First, create a semester calendar for every intern and ask each one to customize the calendar, filling in fixed dates, such as class times and holidays. Since classes are their top priority, suggest that they determine how much study time is required for each class and add that to their calendar. They should leave room for study groups or special assignments. Next, request that the students fill in the hours required for their internship. If applicable, they should add transportation time to and from the internship, calculating the total internship hours.

If the students have jobs that help pay their tuition, they’ll have to enter them into their calendar, too. A paid internship may help them cut back on job hours. Remind your busy students that the one area they can control is activities. Unless they’re on a scholarship for athletics, they can probably put activities as a low priority for one semester, selecting only what will fit into their already crammed calendar.

Student interns could also increase their available time in their schedules by reducing nonessential items, such as limiting the minutes spent socializing on cell phones or browsing on the Internet. And they could cut out going shopping, stopping for a cup of coffee, or watching a movie. To make these suggestions more attractive to your students, consider proposing that they save these routine activities as a reward for keeping to their revised schedules.  Finally, recommend that your students arrange their schedules according to their energy levels, planning a heavier daily schedule when their energy is at peak levels, maximizing their input and utilizing their time in the most productive way possible.

Helping your student interns understand their new roles

September 3, 2010 at 4:28 pm | Posted in Advising interns, Intern Advice, Preparing interns | Leave a comment

Your students are ready to start their internships, learning how to transition from student to professional. Although you’ve given them lots of helpful information and training, they still need your continued support and resources as they adapt to new roles.

If possible, organize a pre-internship meeting to honor the new interns and serve light refreshments to create a celebratory mood. Former interns could address the group about their experiences followed by a Q & A session. Emphasize that the interns are a select group and the Career Center is proud of them, building the students’ sense of self-confidence. To show your support, present each new intern with a care package that could include a notebook, pen, breath mints, and a health bar. If the budget allows, include a university mug or tote bag.
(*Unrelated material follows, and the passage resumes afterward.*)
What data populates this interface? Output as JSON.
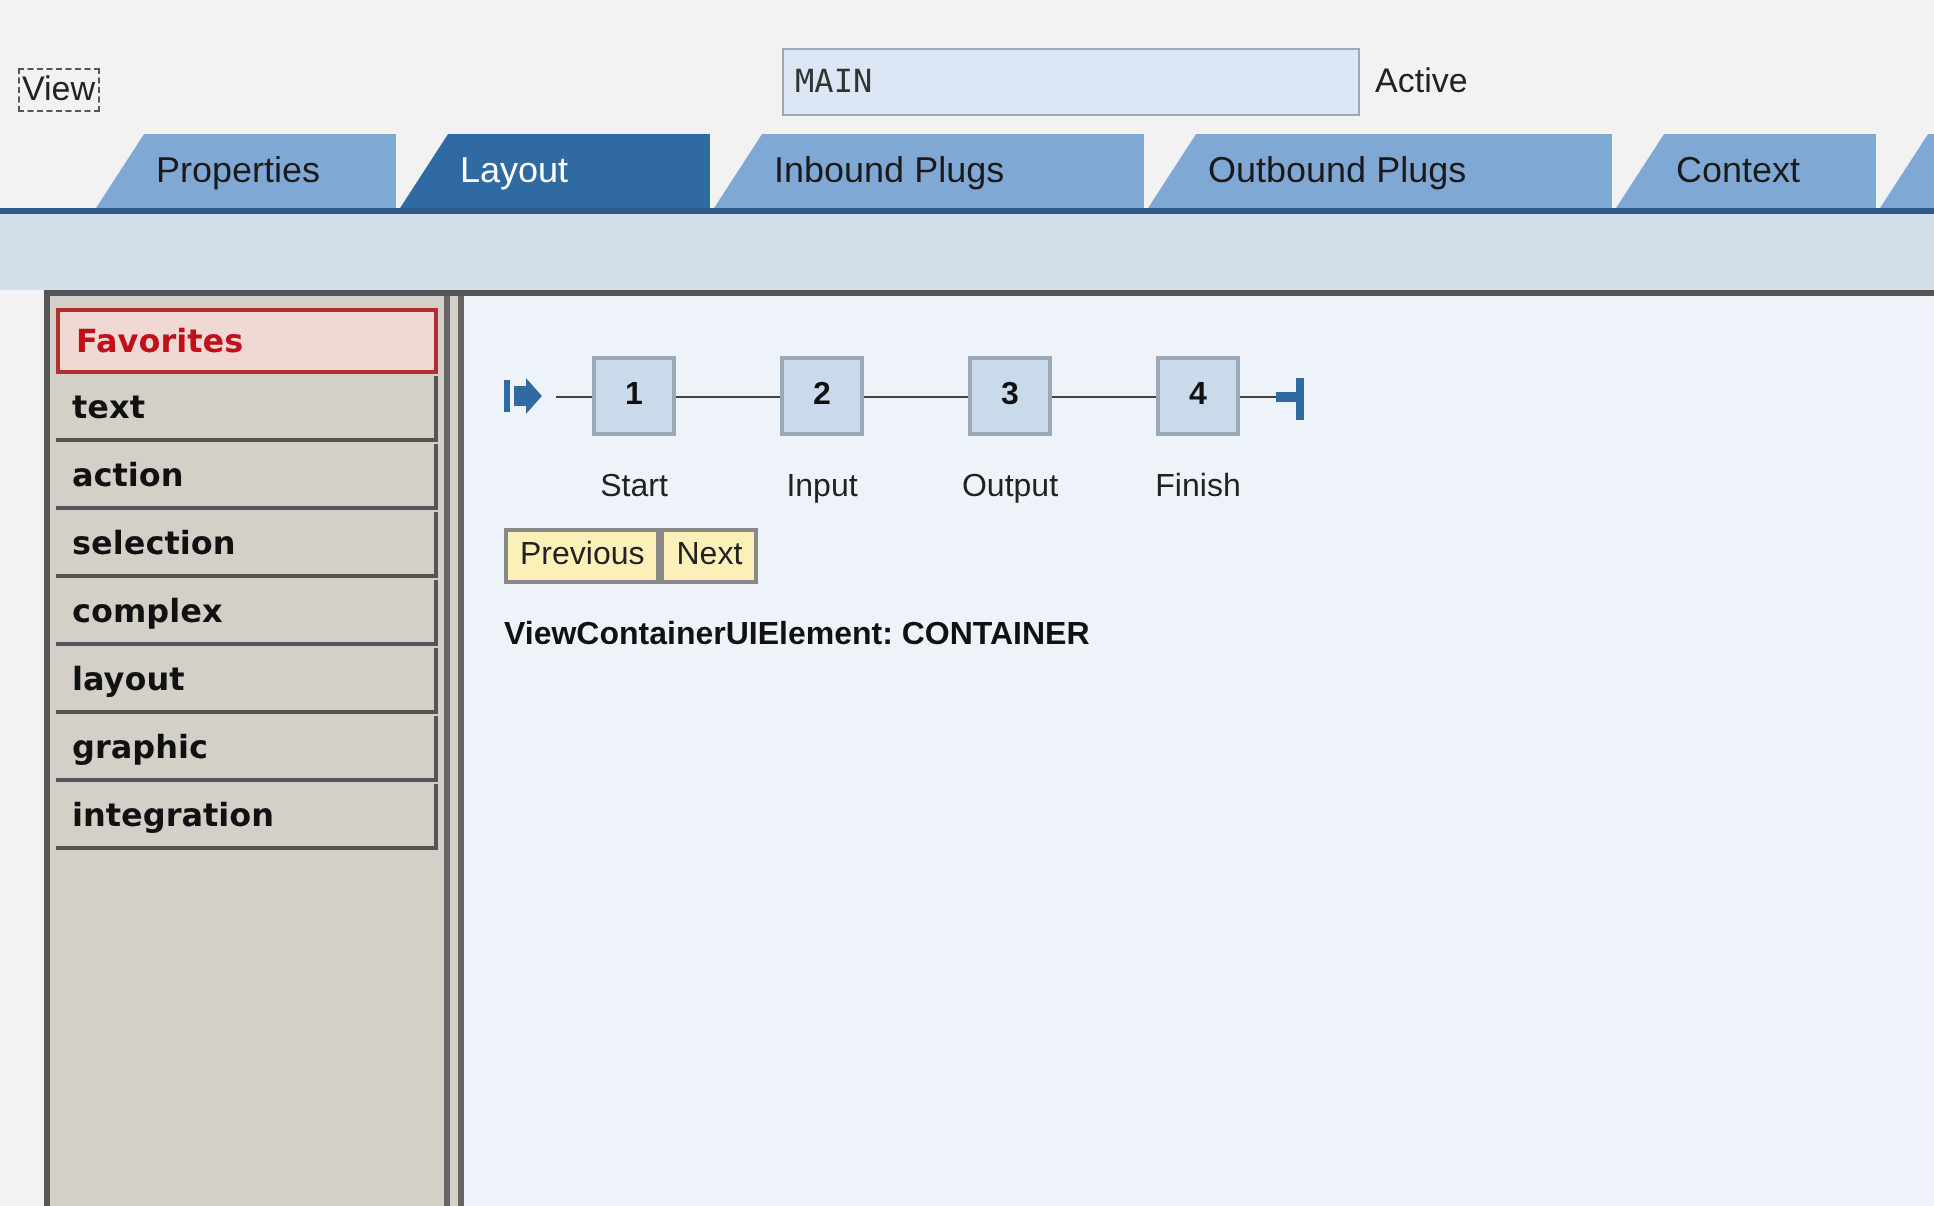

To ease any intern fears of being unprepared, you might want to review the skills that each intern will need at his/her internship site. If the intern’s skill level, such as IT skills, is not up to par, arrange for the intern to receive help before the internship begins. Or if the intern assignments involve writing, you could make sure that he/she has a grammar book.

Since unforeseen issues may arise during the internship, arrange for each of your new interns to have a student mentor who has already been an intern and will offer advice. The mentor can be from any major or have interned in a different company as long as he/she is willing to share insights. Or you might have already set up an online support group for the new interns, enabling them to communicate among themselves during the internship period. They can ask questions about problems that arise on the internships and compare solutions. Also, let the new interns know that you or someone on your staff will be in contact with them on a regular basis. Set up the schedule ahead of time, allaying any intern fears of being isolated. Finally, encourage the new interns to email or call you whenever they have questions.

Blog at WordPress.com. | The Pool Theme.
Entries and comments feeds.

Follow

Get every new post delivered to your Inbox.